Contrary to modern opinion, to believe in something does not simply mean to believe it exists. Do you believe terrorism exists? Would you ever dare to say you "believe in terrorism"? Of course not. Only a terrorist would say that.
People make logically contradictory claim about themselves all the time. An evil person may believe that a deity exists but that does not mean they are a believer in that deity. Someone who has dedicated their life to evil by definition cannot logically believe in a deity whose values are opposite of their own. When people "believe in" something, it means they believe in what it stands for, not merely that they believe it exists. To worship does not mean to simply bow down - to worship implies devotion, dedication, and modeling ones ideals after the object/Being of worship. In a similar sense to how modern parents often accuse their children of "worshiping" celebrities or musicians, in instances where the child might start dressing, acting, or talking like the celebrity they idolize. An evil person cannot be said to worship a benevolent loving Being - that idea is a logical contradiction.
The distortion of this definition is an obvious symptom of the Kali Yuga - where people who consider themselves the most righteous, will often end up being the most corrupted and arrogant, ignorant to their own corruption. We can see this corruption everyday: where people often accuse others of being bad/evil because they do not believe in their particular version of some deity, even if the people might have identical moral values - it is the epitome of shallow vanity and false piety. Do you think the evil Beings whom Krishna slayed believed in his existence? Of course, they obvious knew he existed, but they were certainly not "devotees" in the sense of the word, otherwise they would be evil and he would not have slayed them.
This concept is not as foreign as it might seem. For example - even in the bible Jesus declares that he will reject many people who come to him as Lord due to the iniquities/evils they dedicated their life to, regardless of how much time they spent praising his name.

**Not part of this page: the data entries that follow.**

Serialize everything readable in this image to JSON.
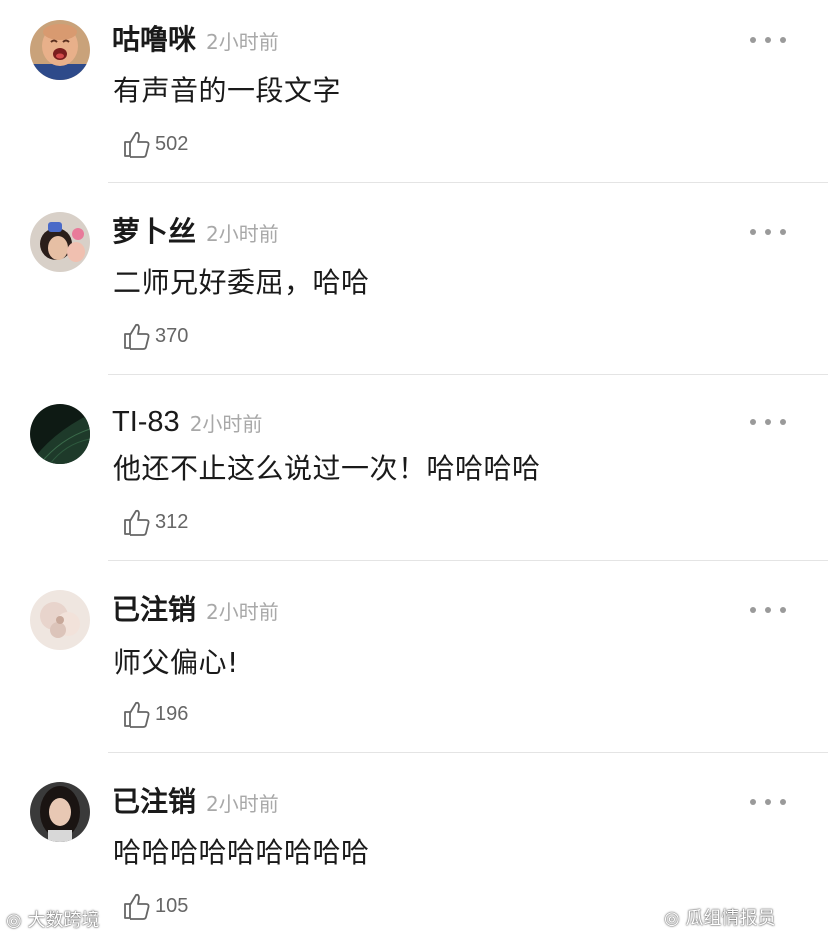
{
  "comments": [
    {
      "username": "咕噜咪",
      "time": "2小时前",
      "text": "有声音的一段文字",
      "likes": "502",
      "avatar": "crying-baby-avatar"
    },
    {
      "username": "萝卜丝",
      "time": "2小时前",
      "text": "二师兄好委屈，哈哈",
      "likes": "370",
      "avatar": "selfie-avatar"
    },
    {
      "username": "TI-83",
      "time": "2小时前",
      "text": "他还不止这么说过一次！哈哈哈哈",
      "likes": "312",
      "avatar": "dark-green-avatar"
    },
    {
      "username": "已注销",
      "time": "2小时前",
      "text": "师父偏心!",
      "likes": "196",
      "avatar": "pale-flower-avatar"
    },
    {
      "username": "已注销",
      "time": "2小时前",
      "text": "哈哈哈哈哈哈哈哈哈",
      "likes": "105",
      "avatar": "portrait-avatar"
    }
  ],
  "watermarks": {
    "left": "大数跨境",
    "right": "瓜组情报员"
  },
  "colors": {
    "text": "#1a1a1a",
    "timestamp": "#a8a8a8",
    "divider": "#e4e4e4",
    "icon": "#666666"
  }
}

Likewise, there are parables that Jesus taught where he indicates that the false believers he rejects will have their spots taken by good strangers who never knew him.
While this obviously isn't a Christian forum, this notion of what it means to believe is inherently obvious when closely looked at. Someone who is a morally good Atheist can certainly be considered a believer in a manner of speaking, with respect to the fact that they have dedicated their lives to values that a benevolent deity requested of people.
Basically in the most general sense, when it comes to labels like this, we are defined by the actions and desires of our hearts. Most notably - people today forget that words in Sanskrit are only ever valid when they accurately describe the properties that an object has. If a word in Sanskrit is describing some moral quality, and a Being does not possess that quality, then that word can not logically apply to them. However that word would automatically apply to everyone who does possess that property.
During time periods when supernatural phenomena is obvious, this distinction about the nature of belief would never be required, because all Beings would inherently understand that supernatural phenomena exists in their world. Yet today we are in a time when very few people have ever known anything genuinely supernatural. People today often barely believe in things they witness with their own eyes. The definition of "belief" has become dramatically weakened.